Calvin Tompkin’s profile on artist Walton Ford (“Man and Beast,” The New Yorker, 26 January 2009) left me with the impression that Ford is, along with John Currin, one of the new breed of American artist who is resuscitating the craft of painting from the bright dark age of neo-expressionism.
Seventeen hours of driving can carve quite a chunk out of a read-aloud project, but with our move to Japan and starting new jobs, it took six months to wade through the jungle of Marquez’s magical but viney prose. We finished it last night. We’d had about 40 pages to go for weeks. Emmett and I started the book in July on a road trip from San Antonio to Nashville, on our way to our wedding reception in Emmett’s hometown.
Last night I read to Emmett as he cooked dinner. When we paused to eat, he noted how fitting it was that we’ve taken so long to finish the book because the story expands over at least 6 decades and deals so heavily in time and endurance.
We finished reading later in bed and let out the deep sighs of perfect endings. I was tempted to say that I liked this book better than One Hundred Years of Solitude. But the two are not nearly the same. One Hundred Years is a history, a family story. Cholera is about the lifespan and love of just two people, from the near beginning to the near end of their lives. The topics are handled so differently, I decided to abandon thoughts of which might be better. In Cholera, Marquez tells a gritty and uncomfortable love story whose characters shift from protagonist to antagonist and back again. The novel, like its title, juxtaposes two contrary ideas, euphoric love and gruesome illness. We are unable to distinguish the two in the thick of the story, but in time, we slowly come to our senses.
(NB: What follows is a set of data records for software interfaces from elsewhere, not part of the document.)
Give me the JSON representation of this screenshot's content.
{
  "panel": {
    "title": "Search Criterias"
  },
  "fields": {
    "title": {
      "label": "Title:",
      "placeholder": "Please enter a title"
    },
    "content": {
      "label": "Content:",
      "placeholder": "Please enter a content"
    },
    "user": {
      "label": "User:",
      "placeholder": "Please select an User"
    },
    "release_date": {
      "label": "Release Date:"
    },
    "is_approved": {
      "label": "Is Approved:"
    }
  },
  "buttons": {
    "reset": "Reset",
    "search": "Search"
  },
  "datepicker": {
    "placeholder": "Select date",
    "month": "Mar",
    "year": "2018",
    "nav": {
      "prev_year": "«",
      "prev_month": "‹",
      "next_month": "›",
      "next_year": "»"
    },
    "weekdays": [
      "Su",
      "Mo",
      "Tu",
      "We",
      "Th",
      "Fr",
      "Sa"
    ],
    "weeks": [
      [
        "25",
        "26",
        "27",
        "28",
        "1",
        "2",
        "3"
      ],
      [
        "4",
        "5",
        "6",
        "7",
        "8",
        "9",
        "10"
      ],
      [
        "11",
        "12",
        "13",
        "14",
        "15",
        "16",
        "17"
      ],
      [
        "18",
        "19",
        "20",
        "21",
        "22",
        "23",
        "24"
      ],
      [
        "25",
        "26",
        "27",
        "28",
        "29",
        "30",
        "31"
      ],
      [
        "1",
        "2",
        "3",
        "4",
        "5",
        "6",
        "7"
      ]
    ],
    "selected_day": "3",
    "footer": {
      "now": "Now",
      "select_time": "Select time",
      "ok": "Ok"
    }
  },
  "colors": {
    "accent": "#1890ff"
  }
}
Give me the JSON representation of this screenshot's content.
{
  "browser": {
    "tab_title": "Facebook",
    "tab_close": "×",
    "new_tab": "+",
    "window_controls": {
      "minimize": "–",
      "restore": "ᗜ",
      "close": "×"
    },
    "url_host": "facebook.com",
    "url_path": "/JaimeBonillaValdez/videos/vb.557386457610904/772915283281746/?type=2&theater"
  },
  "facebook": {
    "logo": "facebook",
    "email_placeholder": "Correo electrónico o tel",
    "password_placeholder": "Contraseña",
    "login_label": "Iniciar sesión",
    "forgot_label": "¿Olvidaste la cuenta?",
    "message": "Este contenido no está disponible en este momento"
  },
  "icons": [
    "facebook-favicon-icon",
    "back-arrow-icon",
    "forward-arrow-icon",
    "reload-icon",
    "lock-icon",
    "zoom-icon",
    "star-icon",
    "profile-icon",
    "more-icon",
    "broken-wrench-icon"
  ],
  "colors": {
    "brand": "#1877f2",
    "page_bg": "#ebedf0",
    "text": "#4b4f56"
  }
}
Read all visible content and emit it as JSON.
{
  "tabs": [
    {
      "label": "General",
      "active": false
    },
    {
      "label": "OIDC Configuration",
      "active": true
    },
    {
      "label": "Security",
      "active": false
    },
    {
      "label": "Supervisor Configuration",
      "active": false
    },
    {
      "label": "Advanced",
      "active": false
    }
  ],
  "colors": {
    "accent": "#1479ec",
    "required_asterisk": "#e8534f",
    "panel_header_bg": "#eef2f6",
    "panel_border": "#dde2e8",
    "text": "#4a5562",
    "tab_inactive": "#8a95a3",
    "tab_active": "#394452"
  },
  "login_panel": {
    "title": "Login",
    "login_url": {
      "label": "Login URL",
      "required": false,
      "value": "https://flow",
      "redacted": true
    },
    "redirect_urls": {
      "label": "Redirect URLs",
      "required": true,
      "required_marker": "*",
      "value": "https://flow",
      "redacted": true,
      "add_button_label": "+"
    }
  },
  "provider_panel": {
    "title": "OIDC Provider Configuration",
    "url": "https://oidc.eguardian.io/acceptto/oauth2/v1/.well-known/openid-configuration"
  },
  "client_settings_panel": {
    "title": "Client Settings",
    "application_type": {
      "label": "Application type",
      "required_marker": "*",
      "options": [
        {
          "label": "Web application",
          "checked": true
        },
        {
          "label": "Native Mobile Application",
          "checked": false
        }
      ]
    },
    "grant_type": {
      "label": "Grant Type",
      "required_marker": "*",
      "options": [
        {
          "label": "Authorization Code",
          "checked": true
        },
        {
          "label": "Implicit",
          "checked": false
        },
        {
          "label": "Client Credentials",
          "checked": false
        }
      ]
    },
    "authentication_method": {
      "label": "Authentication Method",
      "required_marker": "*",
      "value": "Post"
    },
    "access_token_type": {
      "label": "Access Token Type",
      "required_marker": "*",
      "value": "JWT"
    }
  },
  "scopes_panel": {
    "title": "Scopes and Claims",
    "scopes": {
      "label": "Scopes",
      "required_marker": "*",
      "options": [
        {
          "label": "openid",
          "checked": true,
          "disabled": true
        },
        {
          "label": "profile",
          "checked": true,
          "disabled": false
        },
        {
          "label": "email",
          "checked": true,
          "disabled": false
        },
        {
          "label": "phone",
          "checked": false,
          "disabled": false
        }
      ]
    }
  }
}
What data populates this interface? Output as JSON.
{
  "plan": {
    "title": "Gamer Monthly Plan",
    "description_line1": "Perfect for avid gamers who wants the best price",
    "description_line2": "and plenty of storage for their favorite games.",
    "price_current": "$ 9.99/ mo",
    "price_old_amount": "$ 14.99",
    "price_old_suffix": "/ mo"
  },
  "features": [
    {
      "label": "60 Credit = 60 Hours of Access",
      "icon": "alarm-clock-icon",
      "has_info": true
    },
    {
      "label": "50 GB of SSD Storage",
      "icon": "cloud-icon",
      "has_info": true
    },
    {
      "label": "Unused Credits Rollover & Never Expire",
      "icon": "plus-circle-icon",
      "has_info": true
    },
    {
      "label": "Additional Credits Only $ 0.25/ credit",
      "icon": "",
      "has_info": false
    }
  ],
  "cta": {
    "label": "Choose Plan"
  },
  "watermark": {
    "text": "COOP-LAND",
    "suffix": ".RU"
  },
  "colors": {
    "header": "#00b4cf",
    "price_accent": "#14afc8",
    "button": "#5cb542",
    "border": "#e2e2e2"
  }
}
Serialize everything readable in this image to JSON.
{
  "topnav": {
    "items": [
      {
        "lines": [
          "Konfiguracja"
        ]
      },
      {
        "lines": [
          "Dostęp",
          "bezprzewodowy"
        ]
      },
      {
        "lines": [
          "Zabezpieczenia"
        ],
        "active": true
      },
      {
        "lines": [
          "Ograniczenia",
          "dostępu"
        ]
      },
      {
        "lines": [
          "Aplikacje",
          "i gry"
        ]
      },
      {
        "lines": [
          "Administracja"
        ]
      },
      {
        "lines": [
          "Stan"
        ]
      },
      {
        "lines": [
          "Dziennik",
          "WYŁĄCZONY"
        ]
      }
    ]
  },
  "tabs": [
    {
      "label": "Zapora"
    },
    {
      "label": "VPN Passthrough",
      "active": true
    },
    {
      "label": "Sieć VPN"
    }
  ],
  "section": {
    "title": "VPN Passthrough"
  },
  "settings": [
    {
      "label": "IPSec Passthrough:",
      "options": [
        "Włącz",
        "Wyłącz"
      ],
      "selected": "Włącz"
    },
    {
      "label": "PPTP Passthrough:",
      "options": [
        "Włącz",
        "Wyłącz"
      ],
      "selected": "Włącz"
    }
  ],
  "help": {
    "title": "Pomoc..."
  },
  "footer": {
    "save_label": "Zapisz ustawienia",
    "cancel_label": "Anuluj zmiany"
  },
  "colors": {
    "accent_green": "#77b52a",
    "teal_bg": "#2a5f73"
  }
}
This is always my experience with magical realism. It starts out in exaggeration, becomes fat bellied with sparkles and lunacy, and then sobers up to pull off a careful and hard won peace. Magical realism is a genre that goes hand in hand with Latin American folklore and myth. Marquez’s narrators tell stories earnestly, but the details are otherworldly. The acceptance of magical events as extraordinary but not impossible helps us recognize the more magical gifts of our own reality, a good lesson in gratitude and present-mindedness. One of the most mysteriously described scenes in One Hundred Years is the precious first chapter wherein gypsies come into port bearing enormous diamonds of bitterly cold heat whose name is not written until the last word: ice.
As for Cholera, it does not read as much like a legend in which fantastical events are accepted as truths, but rather treads carefully on the softer-glowing edges and mysteriously won battles of love.
*Note from TigerSpider: Read the book, skip the movie. Dispite featuring the glorious Javier Bardem, we do not Ω the movie. Not one bit.
Filed under Books, Reviews